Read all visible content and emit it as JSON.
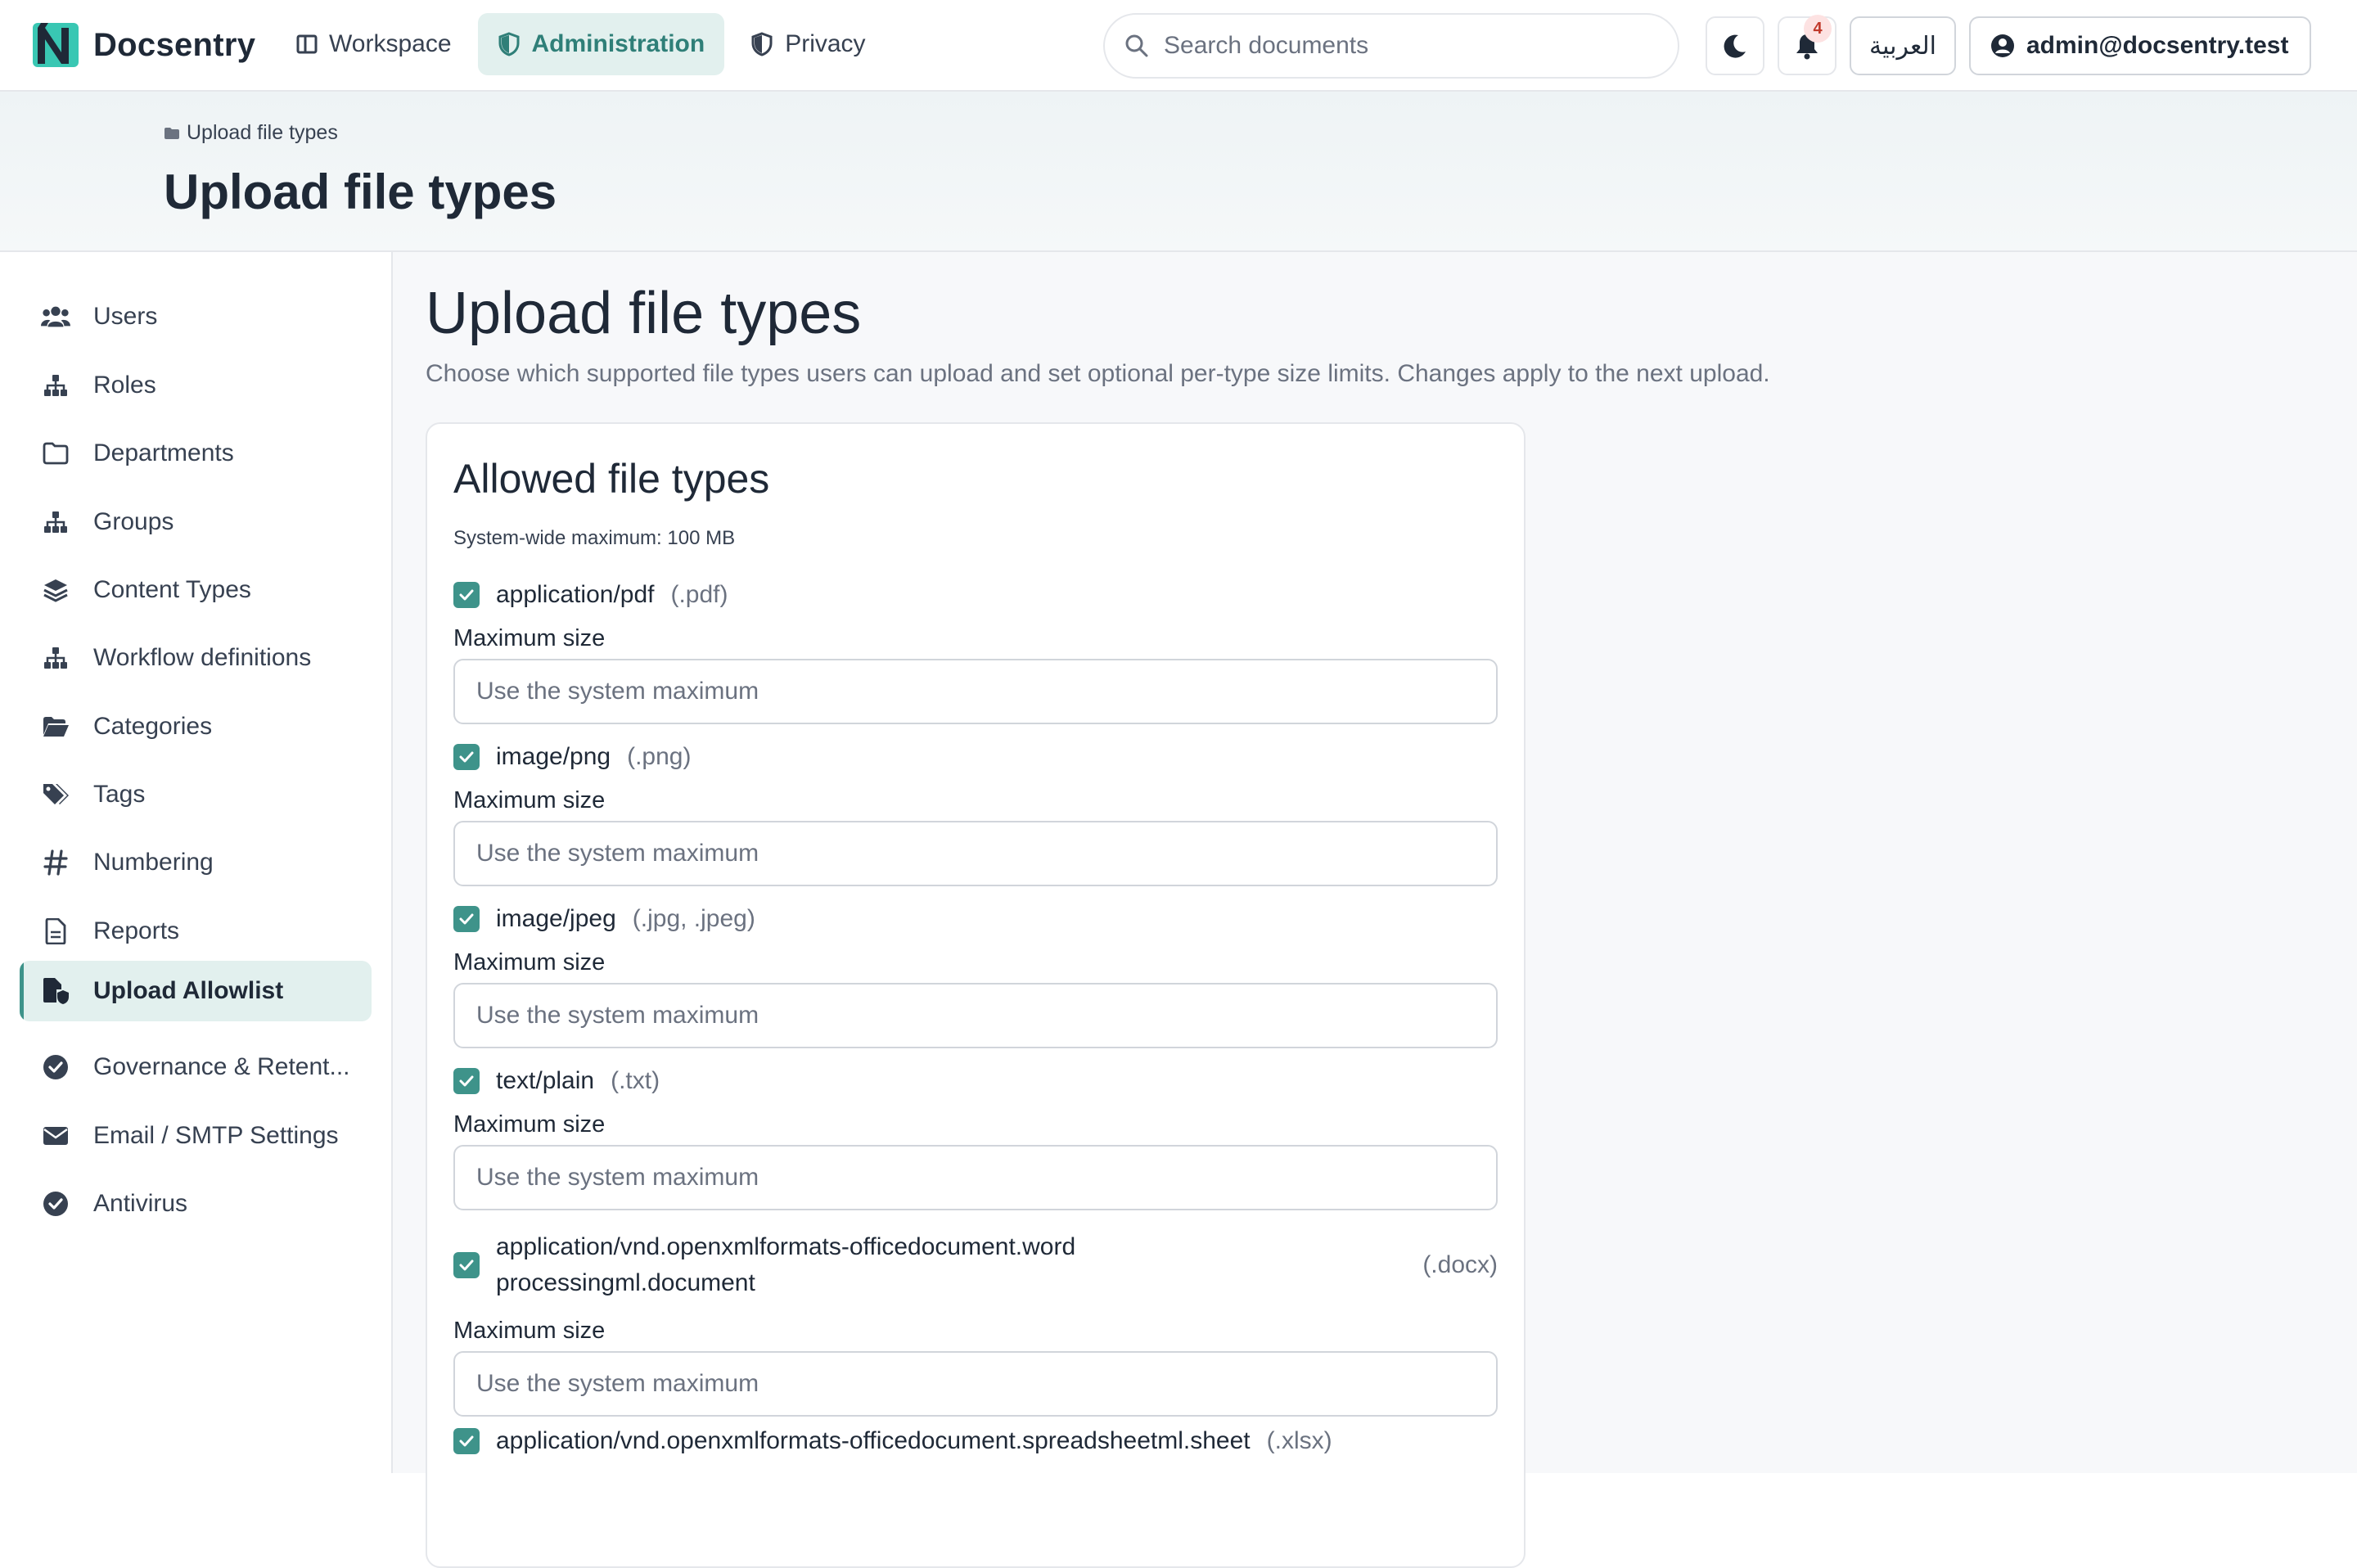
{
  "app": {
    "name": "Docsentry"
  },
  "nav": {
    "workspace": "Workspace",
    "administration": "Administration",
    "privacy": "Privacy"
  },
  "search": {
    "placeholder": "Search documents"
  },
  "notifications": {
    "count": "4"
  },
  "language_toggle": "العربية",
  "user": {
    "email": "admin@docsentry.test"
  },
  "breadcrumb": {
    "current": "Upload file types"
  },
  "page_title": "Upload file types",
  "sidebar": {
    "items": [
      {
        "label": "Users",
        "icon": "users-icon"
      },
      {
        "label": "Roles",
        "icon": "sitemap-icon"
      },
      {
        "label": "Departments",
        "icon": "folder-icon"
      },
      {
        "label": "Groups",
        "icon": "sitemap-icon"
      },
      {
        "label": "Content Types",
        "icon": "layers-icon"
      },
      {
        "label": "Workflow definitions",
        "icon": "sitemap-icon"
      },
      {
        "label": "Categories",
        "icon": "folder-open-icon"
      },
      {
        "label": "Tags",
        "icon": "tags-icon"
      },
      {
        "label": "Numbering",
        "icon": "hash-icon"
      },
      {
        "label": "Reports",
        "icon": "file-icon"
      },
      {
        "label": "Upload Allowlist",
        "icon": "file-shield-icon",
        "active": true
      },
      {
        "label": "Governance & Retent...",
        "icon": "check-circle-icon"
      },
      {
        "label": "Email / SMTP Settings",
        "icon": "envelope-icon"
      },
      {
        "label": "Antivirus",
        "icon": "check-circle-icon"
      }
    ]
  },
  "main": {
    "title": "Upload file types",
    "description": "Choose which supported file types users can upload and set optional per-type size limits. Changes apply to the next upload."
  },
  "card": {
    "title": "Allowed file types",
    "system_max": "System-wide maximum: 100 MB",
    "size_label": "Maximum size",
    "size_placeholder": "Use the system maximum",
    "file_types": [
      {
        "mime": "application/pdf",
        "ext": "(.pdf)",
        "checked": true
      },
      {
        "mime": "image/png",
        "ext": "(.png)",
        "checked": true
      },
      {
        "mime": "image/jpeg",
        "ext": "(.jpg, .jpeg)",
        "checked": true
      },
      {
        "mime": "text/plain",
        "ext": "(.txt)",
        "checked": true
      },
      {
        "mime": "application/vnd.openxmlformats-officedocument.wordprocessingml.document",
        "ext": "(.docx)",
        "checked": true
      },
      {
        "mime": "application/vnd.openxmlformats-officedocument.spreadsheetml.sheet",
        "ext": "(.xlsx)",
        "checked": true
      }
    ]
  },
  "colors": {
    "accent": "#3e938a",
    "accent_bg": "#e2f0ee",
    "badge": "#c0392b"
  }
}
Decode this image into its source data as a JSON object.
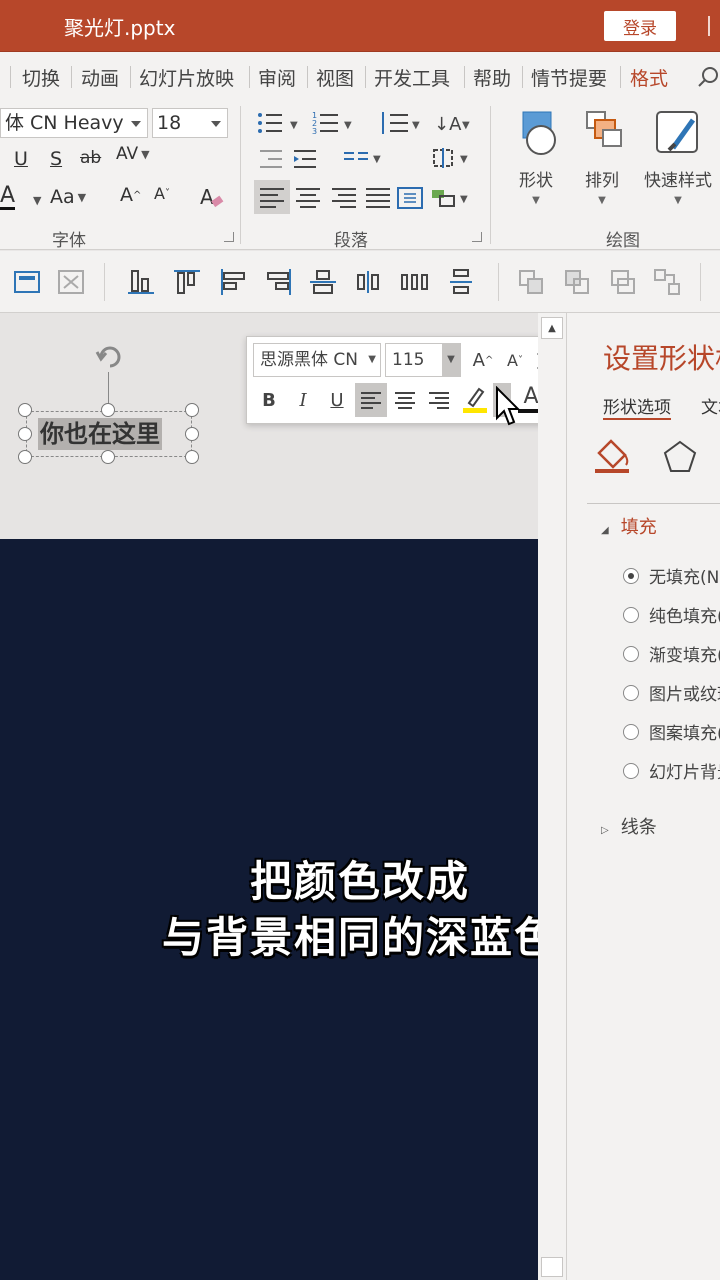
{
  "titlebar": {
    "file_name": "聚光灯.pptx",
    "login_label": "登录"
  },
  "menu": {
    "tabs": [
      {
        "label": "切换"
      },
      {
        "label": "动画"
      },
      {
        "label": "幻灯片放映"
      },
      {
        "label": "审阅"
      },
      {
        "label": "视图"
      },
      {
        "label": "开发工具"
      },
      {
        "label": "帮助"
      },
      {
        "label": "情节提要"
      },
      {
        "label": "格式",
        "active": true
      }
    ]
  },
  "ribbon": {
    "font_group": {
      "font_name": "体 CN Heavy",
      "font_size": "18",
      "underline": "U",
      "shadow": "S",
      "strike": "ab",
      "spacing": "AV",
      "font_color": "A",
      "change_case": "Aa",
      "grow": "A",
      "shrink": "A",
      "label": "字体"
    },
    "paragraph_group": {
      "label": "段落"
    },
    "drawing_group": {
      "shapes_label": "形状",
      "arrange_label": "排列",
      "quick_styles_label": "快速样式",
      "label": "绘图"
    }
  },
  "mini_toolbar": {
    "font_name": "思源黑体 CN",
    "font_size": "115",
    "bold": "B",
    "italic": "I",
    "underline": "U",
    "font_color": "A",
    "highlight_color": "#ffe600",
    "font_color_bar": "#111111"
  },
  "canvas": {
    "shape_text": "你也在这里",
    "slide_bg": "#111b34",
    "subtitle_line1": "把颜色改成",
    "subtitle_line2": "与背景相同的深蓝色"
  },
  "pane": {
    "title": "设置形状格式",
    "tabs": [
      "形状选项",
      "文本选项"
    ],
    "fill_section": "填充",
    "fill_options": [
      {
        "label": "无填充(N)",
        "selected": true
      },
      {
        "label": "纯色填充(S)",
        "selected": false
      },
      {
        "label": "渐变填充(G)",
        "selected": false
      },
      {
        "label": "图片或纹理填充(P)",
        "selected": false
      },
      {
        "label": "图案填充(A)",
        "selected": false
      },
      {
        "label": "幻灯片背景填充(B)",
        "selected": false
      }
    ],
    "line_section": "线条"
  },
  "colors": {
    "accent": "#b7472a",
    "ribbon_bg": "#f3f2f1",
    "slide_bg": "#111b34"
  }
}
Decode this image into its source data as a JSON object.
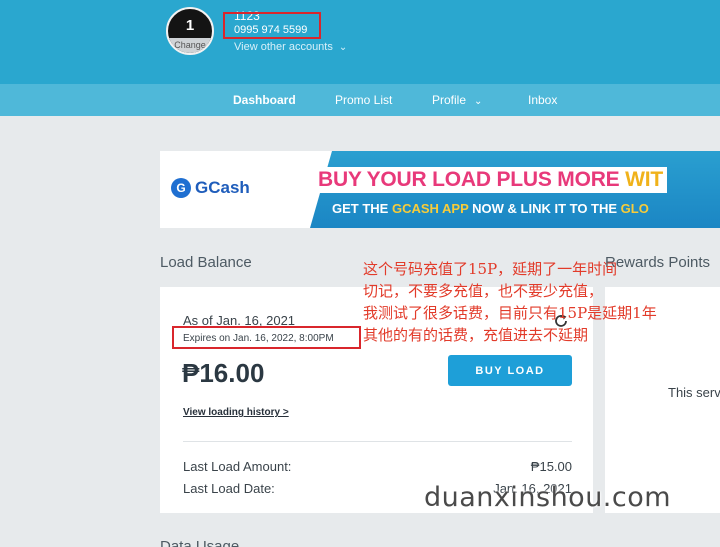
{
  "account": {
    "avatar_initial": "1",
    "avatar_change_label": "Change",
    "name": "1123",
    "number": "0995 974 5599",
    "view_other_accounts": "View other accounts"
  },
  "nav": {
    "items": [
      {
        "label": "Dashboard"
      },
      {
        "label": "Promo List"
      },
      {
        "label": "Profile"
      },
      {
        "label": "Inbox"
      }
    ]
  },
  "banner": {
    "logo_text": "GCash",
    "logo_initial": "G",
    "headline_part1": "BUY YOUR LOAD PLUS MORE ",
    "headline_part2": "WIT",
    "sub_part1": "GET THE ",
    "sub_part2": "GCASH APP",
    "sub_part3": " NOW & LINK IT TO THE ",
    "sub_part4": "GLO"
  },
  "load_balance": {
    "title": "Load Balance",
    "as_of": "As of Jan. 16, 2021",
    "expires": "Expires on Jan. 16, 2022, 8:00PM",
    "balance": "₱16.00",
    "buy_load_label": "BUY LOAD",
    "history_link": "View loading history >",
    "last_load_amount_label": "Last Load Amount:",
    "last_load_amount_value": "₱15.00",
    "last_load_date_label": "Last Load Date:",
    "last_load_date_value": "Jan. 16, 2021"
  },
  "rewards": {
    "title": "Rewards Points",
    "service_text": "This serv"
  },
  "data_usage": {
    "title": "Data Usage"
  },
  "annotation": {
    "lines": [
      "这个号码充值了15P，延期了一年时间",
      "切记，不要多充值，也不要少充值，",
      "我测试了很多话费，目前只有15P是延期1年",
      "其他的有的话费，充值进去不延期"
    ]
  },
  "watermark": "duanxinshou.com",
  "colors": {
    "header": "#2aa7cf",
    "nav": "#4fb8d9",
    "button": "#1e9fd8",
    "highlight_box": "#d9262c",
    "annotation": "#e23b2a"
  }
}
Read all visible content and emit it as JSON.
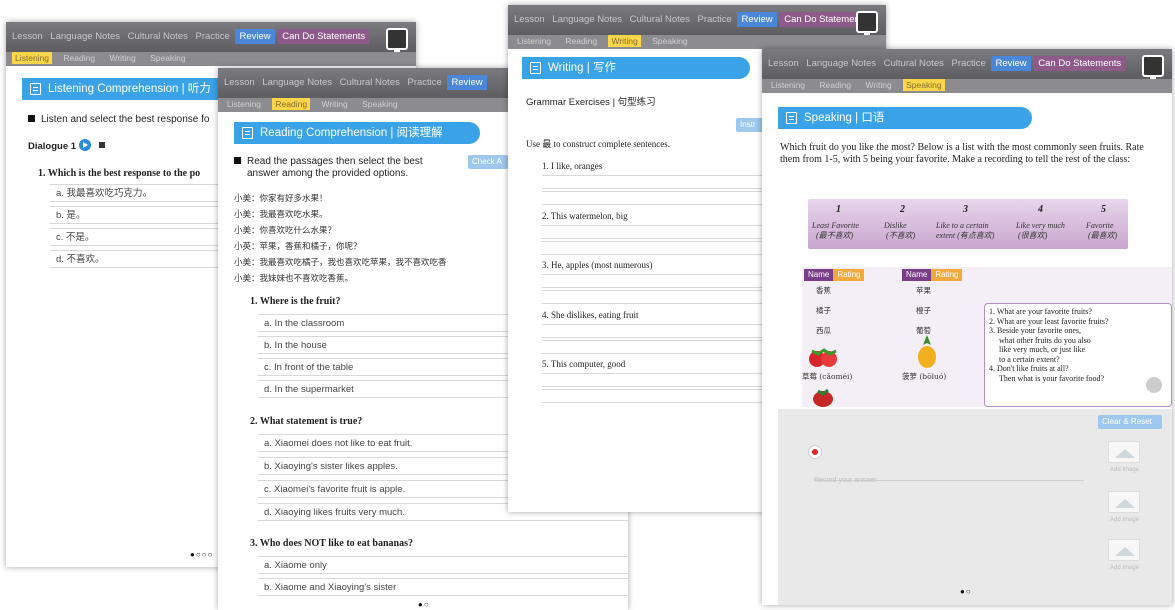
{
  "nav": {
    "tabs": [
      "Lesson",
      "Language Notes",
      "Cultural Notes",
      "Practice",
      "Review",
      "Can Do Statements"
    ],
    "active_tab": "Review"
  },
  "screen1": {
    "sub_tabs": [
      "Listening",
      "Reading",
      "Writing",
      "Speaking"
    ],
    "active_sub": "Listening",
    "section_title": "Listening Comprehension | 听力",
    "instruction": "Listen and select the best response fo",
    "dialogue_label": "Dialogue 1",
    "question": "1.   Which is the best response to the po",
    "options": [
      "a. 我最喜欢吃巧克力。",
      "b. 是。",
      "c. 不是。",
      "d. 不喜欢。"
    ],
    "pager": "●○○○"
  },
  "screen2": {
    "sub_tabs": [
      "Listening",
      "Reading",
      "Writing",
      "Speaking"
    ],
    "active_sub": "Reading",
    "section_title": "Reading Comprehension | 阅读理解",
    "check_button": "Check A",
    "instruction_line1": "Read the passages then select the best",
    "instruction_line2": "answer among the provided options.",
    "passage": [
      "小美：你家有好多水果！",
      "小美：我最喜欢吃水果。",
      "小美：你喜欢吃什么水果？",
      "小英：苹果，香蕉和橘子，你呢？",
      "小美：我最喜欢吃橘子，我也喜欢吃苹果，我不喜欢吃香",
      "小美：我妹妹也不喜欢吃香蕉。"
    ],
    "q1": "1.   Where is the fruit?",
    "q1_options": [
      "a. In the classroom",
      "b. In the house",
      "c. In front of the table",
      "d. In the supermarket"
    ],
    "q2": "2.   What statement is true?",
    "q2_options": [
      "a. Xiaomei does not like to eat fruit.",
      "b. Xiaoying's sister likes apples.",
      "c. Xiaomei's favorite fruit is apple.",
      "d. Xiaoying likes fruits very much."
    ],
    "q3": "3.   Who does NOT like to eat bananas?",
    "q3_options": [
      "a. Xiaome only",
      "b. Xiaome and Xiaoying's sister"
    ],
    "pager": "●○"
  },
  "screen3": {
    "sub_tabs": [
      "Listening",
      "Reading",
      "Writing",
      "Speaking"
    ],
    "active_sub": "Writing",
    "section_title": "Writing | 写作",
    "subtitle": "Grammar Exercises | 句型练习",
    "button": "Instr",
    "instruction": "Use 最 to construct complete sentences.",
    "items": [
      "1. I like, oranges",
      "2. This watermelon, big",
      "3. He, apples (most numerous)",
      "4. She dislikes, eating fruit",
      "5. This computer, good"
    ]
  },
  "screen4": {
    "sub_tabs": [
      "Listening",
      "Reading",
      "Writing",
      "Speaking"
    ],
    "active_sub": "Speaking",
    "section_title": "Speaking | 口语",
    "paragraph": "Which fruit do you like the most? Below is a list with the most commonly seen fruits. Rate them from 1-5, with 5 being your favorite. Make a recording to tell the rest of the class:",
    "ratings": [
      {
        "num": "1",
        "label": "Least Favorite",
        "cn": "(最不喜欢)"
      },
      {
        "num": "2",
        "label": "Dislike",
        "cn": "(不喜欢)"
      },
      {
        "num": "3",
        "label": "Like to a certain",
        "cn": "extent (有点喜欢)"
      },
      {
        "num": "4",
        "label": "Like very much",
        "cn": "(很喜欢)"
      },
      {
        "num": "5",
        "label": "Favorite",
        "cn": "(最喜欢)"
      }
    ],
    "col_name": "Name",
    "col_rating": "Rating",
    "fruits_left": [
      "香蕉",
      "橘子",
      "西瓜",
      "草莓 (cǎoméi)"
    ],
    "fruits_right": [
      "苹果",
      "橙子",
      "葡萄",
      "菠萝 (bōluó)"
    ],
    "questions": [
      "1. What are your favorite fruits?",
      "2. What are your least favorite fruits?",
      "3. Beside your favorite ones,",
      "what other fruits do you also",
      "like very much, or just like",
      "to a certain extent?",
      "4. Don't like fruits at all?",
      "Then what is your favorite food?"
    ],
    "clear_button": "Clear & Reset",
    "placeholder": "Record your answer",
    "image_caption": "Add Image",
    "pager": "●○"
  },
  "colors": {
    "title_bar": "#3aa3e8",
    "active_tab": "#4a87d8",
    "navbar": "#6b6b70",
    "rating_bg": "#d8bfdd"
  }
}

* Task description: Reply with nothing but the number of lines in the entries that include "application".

* Written response: 3